There was not an overabundance of money available even for the basic things in life so advertising tended to be limited to those things that, at the time might have been essential or at the very least adding gravy to the kitchen table. So we would see pictures of a couple of kids with an apparently desirable aroma wafting past their nostrils under a caption of ‘Aah Bisto’. Oxo cubes were advertised as a meal, not just additional seasoning.
Cigarettes of course were essentials and they were advertised everywhere. Well everyone smoked didn’t they? So the brands were at war. I remember Craven A, Senior Service, Woodbine, Capstan Full Strength among others and the associated images endure! At the cinema, the same products were advertised of course and there have been many critics over the years of the way that smoking was glamourised.

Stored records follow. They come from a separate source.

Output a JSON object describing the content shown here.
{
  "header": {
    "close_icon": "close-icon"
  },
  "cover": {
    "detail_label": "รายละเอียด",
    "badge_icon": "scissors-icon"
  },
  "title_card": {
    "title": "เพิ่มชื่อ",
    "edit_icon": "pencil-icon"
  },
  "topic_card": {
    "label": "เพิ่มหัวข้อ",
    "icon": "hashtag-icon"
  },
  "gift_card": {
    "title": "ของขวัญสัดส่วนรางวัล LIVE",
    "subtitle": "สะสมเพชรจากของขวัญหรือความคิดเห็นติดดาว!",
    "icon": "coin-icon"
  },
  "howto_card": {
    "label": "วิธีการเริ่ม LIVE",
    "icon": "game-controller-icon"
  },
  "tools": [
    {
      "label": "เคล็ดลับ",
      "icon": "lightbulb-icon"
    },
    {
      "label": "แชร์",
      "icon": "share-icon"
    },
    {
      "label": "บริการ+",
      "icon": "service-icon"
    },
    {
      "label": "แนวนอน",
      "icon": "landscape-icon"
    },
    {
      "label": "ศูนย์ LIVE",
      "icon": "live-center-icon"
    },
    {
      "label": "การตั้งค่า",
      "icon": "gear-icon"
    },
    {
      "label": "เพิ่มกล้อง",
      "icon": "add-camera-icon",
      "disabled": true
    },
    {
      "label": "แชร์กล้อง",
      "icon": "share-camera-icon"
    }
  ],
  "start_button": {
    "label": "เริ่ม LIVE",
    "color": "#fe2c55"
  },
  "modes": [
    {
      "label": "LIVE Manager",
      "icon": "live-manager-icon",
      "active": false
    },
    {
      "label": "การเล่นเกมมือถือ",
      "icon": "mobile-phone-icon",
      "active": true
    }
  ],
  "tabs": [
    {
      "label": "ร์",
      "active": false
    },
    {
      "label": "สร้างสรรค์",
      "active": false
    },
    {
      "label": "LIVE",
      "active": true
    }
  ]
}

In fact an enduring feature of any trip to the cinema in those days was the fog through which we observed our heroes.
Unless we were in a shop that sold them, we did not see the top rated toys of the time. Meccano Construction sets or Hornby train sets were saved for the rare occasion when, as a treat, we were taken into the large toy departments of the big shops in Leeds City Centre. In some ways, although it was well intentioned, in reality it was quite cruel. It is reminiscent of the old television show when the losing ‘finalist’ is finally ground into the earth with the immortal words ‘Let’s see what you could have won!’. We were looking at extravagant displays featuring huge construction sites littered with wonderful creations made from lengths of steel held together with screws and operated by clockwork (later electric) motors. An array of Hornby electric trains, passenger and goods would clatter round a track many feet long with all sorts of junctions, rail-side furniture such as signal boxes and level crossings. At no time was there the suggestion “choose which one you want”! In any case I was five years old before I lived in a house that gave us access to the wonders of electricity.
Birthdays were the same but ‘less extravagant’! I have a vague recollection of receiving a toy car for one birthday but as my birthday is in August and we were on holiday with family in Blackpool. I think the car was bought by Grandma and Grandad who I am sure would have been imbued with the spirit of the holiday as motivation to treat me!
I repeat, I am in no way complaining, I was no different from most of my peers. We did not know what we were missing. Sweets were on ration so the odd occasion when we did get them, it was a real treat.
I am told that I was such an undemanding child that the first time I asked for an ice cream, my parents were so taken aback that my dad ran around the streets of Hunslet searching for the purveyor who pedalled around on a tricycle that had a cold storage box fitted between the front pair of wheels. I am sure that I would have been at least as surprised to get what I asked for as my parents were to be asked!